Amelia Howe has juggled a lot during her college career, including internships, two jobs, a position in student government, fieldwork in Alaska and being a member of the CSU snowboard team.
“Amelia has been heavily involved in her studies and work with the Institute for the Built Environment, where she has helped the college set a vision for the Michael Smith Natural Resources building,” says Rob Novak, communications director of the Warner College of Natural Resources. “She’s a real Warner Ram, through and through.”
As she finished her degree in Human Dimensions of Natural Resources with a minor in Global Environmental Sustainability, she reflected on her college experiences, including internships with the U.S. Forest Service at the Canyon Lake Ranger District and the City of Fort Collins Environmental Planning Department, as well as her current position at the Institute for the Built Environment in the College of Health and Human Sciences.
Although Howe has accomplished a lot, it has not been easy.
“Balancing two jobs, a full course load and taking the time to do the things I love, such as hiking, snowboarding and spending time with friends, has been challenging,” Howe says. “There have been many times where I have had to forcefully prioritize schoolwork.”

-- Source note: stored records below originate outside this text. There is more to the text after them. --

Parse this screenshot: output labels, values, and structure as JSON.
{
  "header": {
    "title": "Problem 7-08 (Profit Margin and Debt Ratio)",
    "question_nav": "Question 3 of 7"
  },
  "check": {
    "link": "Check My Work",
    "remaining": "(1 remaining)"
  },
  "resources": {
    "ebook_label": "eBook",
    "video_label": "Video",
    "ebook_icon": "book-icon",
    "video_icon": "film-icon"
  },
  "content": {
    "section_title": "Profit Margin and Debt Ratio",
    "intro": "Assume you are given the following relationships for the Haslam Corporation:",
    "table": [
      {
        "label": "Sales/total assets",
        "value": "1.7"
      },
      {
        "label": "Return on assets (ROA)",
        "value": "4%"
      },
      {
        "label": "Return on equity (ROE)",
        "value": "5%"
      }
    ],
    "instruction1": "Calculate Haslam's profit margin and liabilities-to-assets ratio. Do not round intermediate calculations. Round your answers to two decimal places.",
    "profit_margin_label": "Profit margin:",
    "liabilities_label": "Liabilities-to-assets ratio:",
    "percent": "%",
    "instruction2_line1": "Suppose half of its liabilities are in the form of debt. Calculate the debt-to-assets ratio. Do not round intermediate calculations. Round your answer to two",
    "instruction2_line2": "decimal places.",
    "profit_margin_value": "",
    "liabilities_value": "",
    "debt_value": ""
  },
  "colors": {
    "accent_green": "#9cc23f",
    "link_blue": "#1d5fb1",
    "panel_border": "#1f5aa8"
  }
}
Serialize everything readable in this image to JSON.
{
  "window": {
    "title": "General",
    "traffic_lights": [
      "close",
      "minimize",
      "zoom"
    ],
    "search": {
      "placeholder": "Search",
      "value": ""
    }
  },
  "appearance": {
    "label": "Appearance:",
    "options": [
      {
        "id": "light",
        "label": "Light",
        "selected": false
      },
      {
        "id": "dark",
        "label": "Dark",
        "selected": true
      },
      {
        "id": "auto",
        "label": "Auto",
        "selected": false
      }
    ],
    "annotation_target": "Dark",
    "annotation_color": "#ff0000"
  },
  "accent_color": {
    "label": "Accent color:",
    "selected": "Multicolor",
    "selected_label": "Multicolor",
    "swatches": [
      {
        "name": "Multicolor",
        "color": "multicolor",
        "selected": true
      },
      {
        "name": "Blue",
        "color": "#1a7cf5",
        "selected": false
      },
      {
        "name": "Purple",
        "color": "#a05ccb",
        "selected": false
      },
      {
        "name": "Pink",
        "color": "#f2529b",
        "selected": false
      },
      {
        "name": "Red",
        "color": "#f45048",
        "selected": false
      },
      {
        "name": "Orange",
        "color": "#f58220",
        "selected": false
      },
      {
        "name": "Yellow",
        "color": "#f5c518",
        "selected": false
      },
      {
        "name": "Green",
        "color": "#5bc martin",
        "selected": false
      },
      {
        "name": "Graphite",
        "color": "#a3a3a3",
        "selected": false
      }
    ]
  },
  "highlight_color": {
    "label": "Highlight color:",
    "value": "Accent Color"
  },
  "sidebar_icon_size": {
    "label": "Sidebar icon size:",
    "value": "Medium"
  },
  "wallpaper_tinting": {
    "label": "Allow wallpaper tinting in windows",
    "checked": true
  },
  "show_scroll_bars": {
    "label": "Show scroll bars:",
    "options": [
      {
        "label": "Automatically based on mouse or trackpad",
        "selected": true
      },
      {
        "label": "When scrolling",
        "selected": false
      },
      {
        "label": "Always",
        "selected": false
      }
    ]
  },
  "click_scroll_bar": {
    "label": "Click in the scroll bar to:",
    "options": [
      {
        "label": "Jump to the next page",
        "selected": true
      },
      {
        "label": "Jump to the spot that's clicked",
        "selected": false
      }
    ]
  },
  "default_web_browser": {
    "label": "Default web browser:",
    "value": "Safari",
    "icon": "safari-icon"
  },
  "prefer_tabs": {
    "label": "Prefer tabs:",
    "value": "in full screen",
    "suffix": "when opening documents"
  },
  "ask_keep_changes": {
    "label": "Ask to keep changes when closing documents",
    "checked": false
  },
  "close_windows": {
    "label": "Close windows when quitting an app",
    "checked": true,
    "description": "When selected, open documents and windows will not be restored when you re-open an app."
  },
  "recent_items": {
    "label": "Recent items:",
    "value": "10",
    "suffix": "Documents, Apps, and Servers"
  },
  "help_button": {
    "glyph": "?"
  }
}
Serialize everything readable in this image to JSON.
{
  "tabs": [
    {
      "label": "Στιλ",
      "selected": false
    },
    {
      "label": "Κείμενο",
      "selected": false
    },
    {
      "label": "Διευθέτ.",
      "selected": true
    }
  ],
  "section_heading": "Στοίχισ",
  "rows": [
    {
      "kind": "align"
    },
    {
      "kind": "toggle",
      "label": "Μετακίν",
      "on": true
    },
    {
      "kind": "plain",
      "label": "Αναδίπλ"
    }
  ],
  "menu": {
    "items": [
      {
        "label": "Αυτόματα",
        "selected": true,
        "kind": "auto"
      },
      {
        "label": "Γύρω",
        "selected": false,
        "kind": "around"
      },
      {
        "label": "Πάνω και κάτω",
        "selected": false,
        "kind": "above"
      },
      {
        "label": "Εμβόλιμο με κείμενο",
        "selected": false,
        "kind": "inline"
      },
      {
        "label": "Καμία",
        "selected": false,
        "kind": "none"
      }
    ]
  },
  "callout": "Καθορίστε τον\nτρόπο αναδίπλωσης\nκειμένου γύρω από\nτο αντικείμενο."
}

“I think it is very important for students to understand that they can have a voice in their college and on the campus as a whole,” Howe says. “A college campus can seem really big and intimidating at times, but with groups such as the different college councils and ASCSU, there are outlets for students to make a difference and better the university.”
Amelia also conducted field work in southeast Alaska through the Tatoosh School.
“I spent the summer kayaking between small islands, learning all about the Rocky Intertidal Zone and camping on mossy-floor beds,” Howe says. “It will be a memory that I cherish for the rest of my life.”
After graduation, she hopes to combine her passion for the environment with her love of people in CSU’s graduate degree program in ecology, where she wants to study the value of urban natural areas for biodiversity and human well-being.
“I would love to get into urban and regional design as an environmental planner one day, or even into the field of conservation planning and management,” Howe says. “I want to reconnect people to their land and help people understand the importance that land health has on our everyday lives.”